Start of Data supplied

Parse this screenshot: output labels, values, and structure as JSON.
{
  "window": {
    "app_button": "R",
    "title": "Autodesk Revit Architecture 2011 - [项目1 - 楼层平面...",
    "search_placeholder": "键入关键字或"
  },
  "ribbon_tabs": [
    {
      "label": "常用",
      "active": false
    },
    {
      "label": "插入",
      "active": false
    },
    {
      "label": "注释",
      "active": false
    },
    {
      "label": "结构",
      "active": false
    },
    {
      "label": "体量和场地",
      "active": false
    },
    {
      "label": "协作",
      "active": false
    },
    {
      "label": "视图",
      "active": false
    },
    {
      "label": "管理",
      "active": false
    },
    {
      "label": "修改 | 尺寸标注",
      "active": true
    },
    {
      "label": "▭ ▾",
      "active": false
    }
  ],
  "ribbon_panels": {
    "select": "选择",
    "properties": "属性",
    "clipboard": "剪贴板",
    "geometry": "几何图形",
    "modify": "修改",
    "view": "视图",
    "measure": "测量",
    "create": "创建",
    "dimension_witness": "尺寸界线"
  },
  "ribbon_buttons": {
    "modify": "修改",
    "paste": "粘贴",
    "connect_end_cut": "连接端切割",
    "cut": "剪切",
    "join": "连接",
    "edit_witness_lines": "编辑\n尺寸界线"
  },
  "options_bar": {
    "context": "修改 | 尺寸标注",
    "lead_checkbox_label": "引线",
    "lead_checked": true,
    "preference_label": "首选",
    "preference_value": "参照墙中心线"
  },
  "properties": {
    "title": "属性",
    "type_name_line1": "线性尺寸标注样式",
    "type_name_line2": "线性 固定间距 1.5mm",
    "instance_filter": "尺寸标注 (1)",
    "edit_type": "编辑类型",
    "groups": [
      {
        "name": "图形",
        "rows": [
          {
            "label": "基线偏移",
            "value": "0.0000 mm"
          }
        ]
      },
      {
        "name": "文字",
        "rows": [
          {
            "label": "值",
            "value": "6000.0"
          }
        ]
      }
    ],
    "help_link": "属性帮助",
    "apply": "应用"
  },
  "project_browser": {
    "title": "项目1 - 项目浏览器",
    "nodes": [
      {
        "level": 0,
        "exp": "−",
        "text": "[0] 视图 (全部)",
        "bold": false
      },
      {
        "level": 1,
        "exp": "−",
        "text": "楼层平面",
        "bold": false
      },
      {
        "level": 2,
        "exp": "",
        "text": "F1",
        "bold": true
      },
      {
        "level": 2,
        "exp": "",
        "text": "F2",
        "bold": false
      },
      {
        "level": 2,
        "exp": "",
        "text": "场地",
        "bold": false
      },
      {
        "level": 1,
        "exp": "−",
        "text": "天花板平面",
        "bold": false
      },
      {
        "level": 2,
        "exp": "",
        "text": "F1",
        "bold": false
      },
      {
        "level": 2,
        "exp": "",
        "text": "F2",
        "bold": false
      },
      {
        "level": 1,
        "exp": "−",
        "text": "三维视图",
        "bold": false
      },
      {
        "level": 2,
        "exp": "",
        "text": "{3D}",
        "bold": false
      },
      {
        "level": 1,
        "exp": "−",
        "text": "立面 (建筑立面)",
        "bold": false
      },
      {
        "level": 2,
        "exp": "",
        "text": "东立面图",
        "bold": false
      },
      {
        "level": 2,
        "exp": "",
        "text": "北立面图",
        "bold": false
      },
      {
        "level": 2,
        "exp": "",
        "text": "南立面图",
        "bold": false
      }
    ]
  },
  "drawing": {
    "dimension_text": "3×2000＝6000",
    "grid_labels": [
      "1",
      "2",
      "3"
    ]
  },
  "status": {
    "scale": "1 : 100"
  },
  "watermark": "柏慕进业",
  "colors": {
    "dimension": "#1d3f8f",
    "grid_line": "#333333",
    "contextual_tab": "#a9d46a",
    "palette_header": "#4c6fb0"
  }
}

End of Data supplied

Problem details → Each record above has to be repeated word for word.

Task answer →
Parse this screenshot: output labels, values, and structure as JSON.
{
  "window": {
    "app_button": "R",
    "title": "Autodesk Revit Architecture 2011 - [项目1 - 楼层平面...",
    "search_placeholder": "键入关键字或"
  },
  "ribbon_tabs": [
    {
      "label": "常用",
      "active": false
    },
    {
      "label": "插入",
      "active": false
    },
    {
      "label": "注释",
      "active": false
    },
    {
      "label": "结构",
      "active": false
    },
    {
      "label": "体量和场地",
      "active": false
    },
    {
      "label": "协作",
      "active": false
    },
    {
      "label": "视图",
      "active": false
    },
    {
      "label": "管理",
      "active": false
    },
    {
      "label": "修改 | 尺寸标注",
      "active": true
    },
    {
      "label": "▭ ▾",
      "active": false
    }
  ],
  "ribbon_panels": {
    "select": "选择",
    "properties": "属性",
    "clipboard": "剪贴板",
    "geometry": "几何图形",
    "modify": "修改",
    "view": "视图",
    "measure": "测量",
    "create": "创建",
    "dimension_witness": "尺寸界线"
  },
  "ribbon_buttons": {
    "modify": "修改",
    "paste": "粘贴",
    "connect_end_cut": "连接端切割",
    "cut": "剪切",
    "join": "连接",
    "edit_witness_lines": "编辑\n尺寸界线"
  },
  "options_bar": {
    "context": "修改 | 尺寸标注",
    "lead_checkbox_label": "引线",
    "lead_checked": true,
    "preference_label": "首选",
    "preference_value": "参照墙中心线"
  },
  "properties": {
    "title": "属性",
    "type_name_line1": "线性尺寸标注样式",
    "type_name_line2": "线性 固定间距 1.5mm",
    "instance_filter": "尺寸标注 (1)",
    "edit_type": "编辑类型",
    "groups": [
      {
        "name": "图形",
        "rows": [
          {
            "label": "基线偏移",
            "value": "0.0000 mm"
          }
        ]
      },
      {
        "name": "文字",
        "rows": [
          {
            "label": "值",
            "value": "6000.0"
          }
        ]
      }
    ],
    "help_link": "属性帮助",
    "apply": "应用"
  },
  "project_browser": {
    "title": "项目1 - 项目浏览器",
    "nodes": [
      {
        "level": 0,
        "exp": "−",
        "text": "[0] 视图 (全部)",
        "bold": false
      },
      {
        "level": 1,
        "exp": "−",
        "text": "楼层平面",
        "bold": false
      },
      {
        "level": 2,
        "exp": "",
        "text": "F1",
        "bold": true
      },
      {
        "level": 2,
        "exp": "",
        "text": "F2",
        "bold": false
      },
      {
        "level": 2,
        "exp": "",
        "text": "场地",
        "bold": false
      },
      {
        "level": 1,
        "exp": "−",
        "text": "天花板平面",
        "bold": false
      },
      {
        "level": 2,
        "exp": "",
        "text": "F1",
        "bold": false
      },
      {
        "level": 2,
        "exp": "",
        "text": "F2",
        "bold": false
      },
      {
        "level": 1,
        "exp": "−",
        "text": "三维视图",
        "bold": false
      },
      {
        "level": 2,
        "exp": "",
        "text": "{3D}",
        "bold": false
      },
      {
        "level": 1,
        "exp": "−",
        "text": "立面 (建筑立面)",
        "bold": false
      },
      {
        "level": 2,
        "exp": "",
        "text": "东立面图",
        "bold": false
      },
      {
        "level": 2,
        "exp": "",
        "text": "北立面图",
        "bold": false
      },
      {
        "level": 2,
        "exp": "",
        "text": "南立面图",
        "bold": false
      }
    ]
  },
  "drawing": {
    "dimension_text": "3×2000＝6000",
    "grid_labels": [
      "1",
      "2",
      "3"
    ]
  },
  "status": {
    "scale": "1 : 100"
  },
  "watermark": "柏慕进业",
  "colors": {
    "dimension": "#1d3f8f",
    "grid_line": "#333333",
    "contextual_tab": "#a9d46a",
    "palette_header": "#4c6fb0"
  }
}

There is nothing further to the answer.